I continually remind my college students that their first step in surfacing a biblical author's original message should be to find out what was happening when the text was written. By nature, most of us do the opposite. We ignore the period during which the author wrote, and start our exegesis by investigating and studying the period about which he or she was writing.

We can use Sunday's Gospel (Lk 21:5-19) as an example. Before we inquire about Jesus' earthly ministry in the late 20s or early 30s, or the distant, future end of the world, we should first explore what was occurring in Luke's community during the middle 80s.

Scripture wasn't written in a vacuum. Our Bible is a library: a collection of books written at different times and in different places by authors responding to the needs and situations which their different communities faced. Only when we take time to understand those needs and situations can we appreciate what the authors were trying to convey.

Future look

Each of Sunday's readings was composed for people looking toward the future. Because of the anticipation of some great, glorious event, those who first read these writings weren't very concerned with the present.

The prophet Malachi, for instance, addresses some mid-fifth century B.C.E. Israelites who believe Yahweh is coming soon to judge the Chosen People (Mal 3:19-20). Zeroing in on that event, they ignore their present behavior. This monumental mistake motivates Malachi to take their image of Yahweh as "the sun of justice with...healing rays" and turn it into a metaphor of a blazing oven in which "all the proud and all evildoers will be stubble," an oven which will "set them on fire, leaving them neither root nor branch."

The prophet reminds his people that those who spend all their time concentrating on the future, often forget the implications of the present.

Paul and Luke face a parallel problem. Jesus' earliest followers presumed He was going to return quickly in the Parousia, end the world as we know it and take His elect with Him to heaven. Both the Pauline disciple who (probably) composed II Thessalonians and the third evangelist write for communities who have their eyes fixed on the Second Coming. Each author focuses those eyes on the problems of the present.

The problem in the Thessalonian community (2 Thes 3:7-12) is evident: "goldbricking." Certain individuals are asking, "Why should someone spend the precious small amount of time allotted before the Parousia in hard labor?" Those chosen to take part in such a tremendous event shouldn't be expected "to do windows."


The author first counters this corrosive belief with the example of Paul who "worked day and night, laboring to the point of exhaustion so as not to impose on any of you." Then he reminds the malcontents of a basic Pauline rule: "Anyone who does not work does not eat." No one should be so engrossed in his or her future that they forget to do what's necessary to get them to that future. Jesus is Lord of the present as well as Lord of the Parousia.

Luke, on the other hand, warns his community not to be so anxious about Jesus' second Coming that they follow any person or join any movement that even vaguely resembles Jesus or His Parousia. "Take care not to be misled," Luke's Jesus cautions. "Many will come in my name, saying, 'I am he and the time is at hand.' Do not follow them.

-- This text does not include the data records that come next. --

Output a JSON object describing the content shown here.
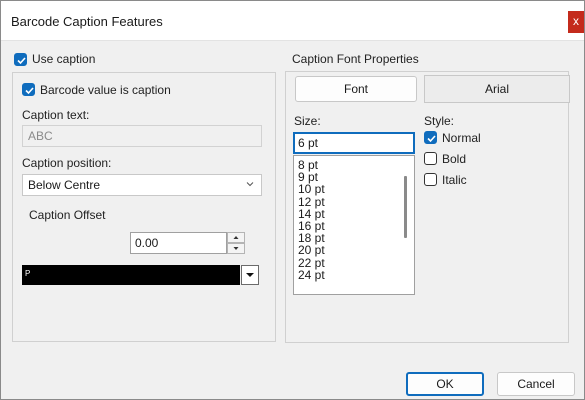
{
  "window": {
    "title": "Barcode Caption Features",
    "close_glyph": "x"
  },
  "caption": {
    "use_caption_label": "Use caption",
    "use_caption_checked": true,
    "barcode_value_label": "Barcode value is caption",
    "barcode_value_checked": true,
    "caption_text_label": "Caption text:",
    "caption_text_value": "ABC",
    "caption_position_label": "Caption position:",
    "caption_position_value": "Below Centre",
    "caption_offset_label": "Caption Offset",
    "caption_offset_value": "0.00",
    "color_label": "P"
  },
  "font": {
    "group_label": "Caption Font Properties",
    "font_button_label": "Font",
    "font_name": "Arial",
    "size_label": "Size:",
    "size_value": "6 pt",
    "size_options": [
      "8 pt",
      "9 pt",
      "10 pt",
      "12 pt",
      "14 pt",
      "16 pt",
      "18 pt",
      "20 pt",
      "22 pt",
      "24 pt"
    ],
    "style_label": "Style:",
    "style_normal": "Normal",
    "style_normal_checked": true,
    "style_bold": "Bold",
    "style_italic": "Italic"
  },
  "buttons": {
    "ok": "OK",
    "cancel": "Cancel"
  },
  "colors": {
    "accent": "#0f6cbd",
    "close": "#c42b1c"
  }
}
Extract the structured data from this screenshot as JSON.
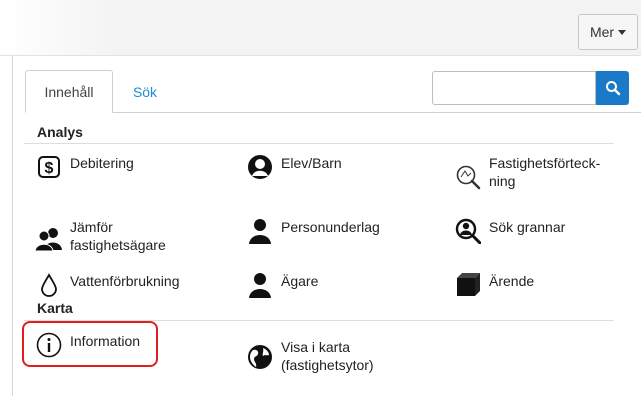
{
  "header": {
    "more_button_label": "Mer"
  },
  "tabs": [
    {
      "label": "Innehåll",
      "active": true
    },
    {
      "label": "Sök",
      "active": false
    }
  ],
  "search": {
    "value": "",
    "placeholder": ""
  },
  "sections": [
    {
      "title": "Analys",
      "items": [
        {
          "label": "Debitering",
          "icon": "dollar-icon"
        },
        {
          "label": "Elev/Barn",
          "icon": "person-circle-icon"
        },
        {
          "label": "Fastighetsförteck-\nning",
          "icon": "search-map-icon"
        },
        {
          "label": "Jämför\nfastighetsägare",
          "icon": "people-icon"
        },
        {
          "label": "Personunderlag",
          "icon": "person-icon"
        },
        {
          "label": "Sök grannar",
          "icon": "search-person-icon"
        },
        {
          "label": "Vattenförbrukning",
          "icon": "water-drop-icon"
        },
        {
          "label": "Ägare",
          "icon": "person-icon"
        },
        {
          "label": "Ärende",
          "icon": "cube-icon"
        }
      ]
    },
    {
      "title": "Karta",
      "items": [
        {
          "label": "Information",
          "icon": "info-icon"
        },
        {
          "label": "Visa i karta\n(fastighetsytor)",
          "icon": "globe-icon"
        }
      ]
    }
  ],
  "colors": {
    "accent": "#1a7ac7",
    "tab_link": "#1a8fd2",
    "highlight": "#e02020"
  }
}
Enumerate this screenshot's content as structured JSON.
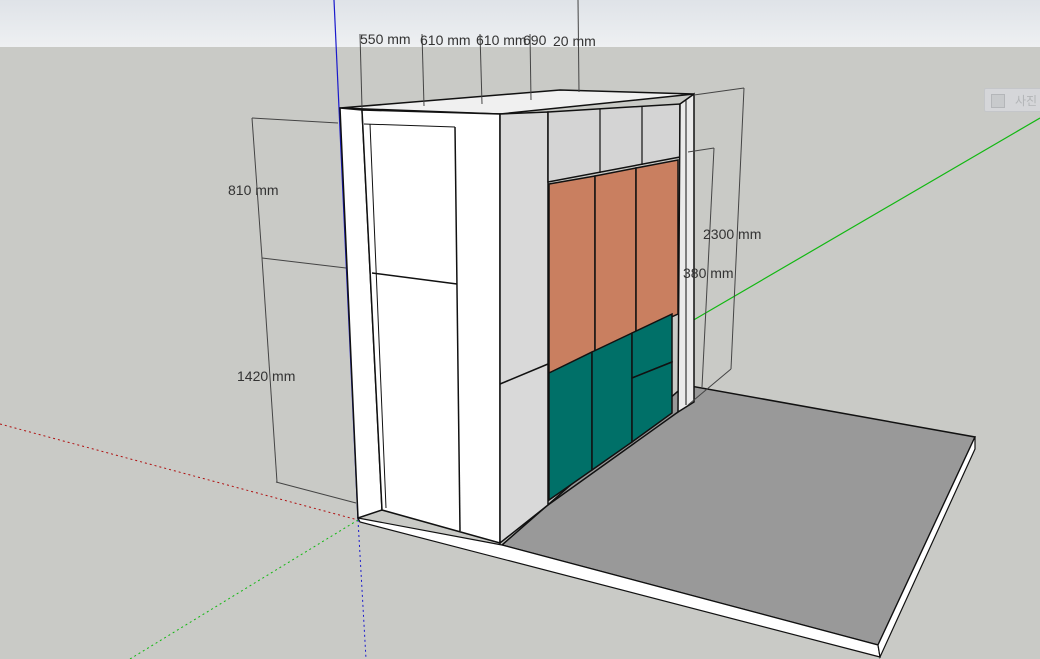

Neither must you be perturbed when you hear of wars and insurrections."

If Jesus' followers are living the life of Jesus right here and now, no one should be running away from the persecution which is part of that life. Luke is more concerned with helping his community face the opposition which comes from being Jesus' disciples than in giving them clues on when to expect Jesus' return. "By patient endurance," Jesus assures us, "you will save your lives."

No matter what age we live in, we always need someone around encouraging us to really live in it.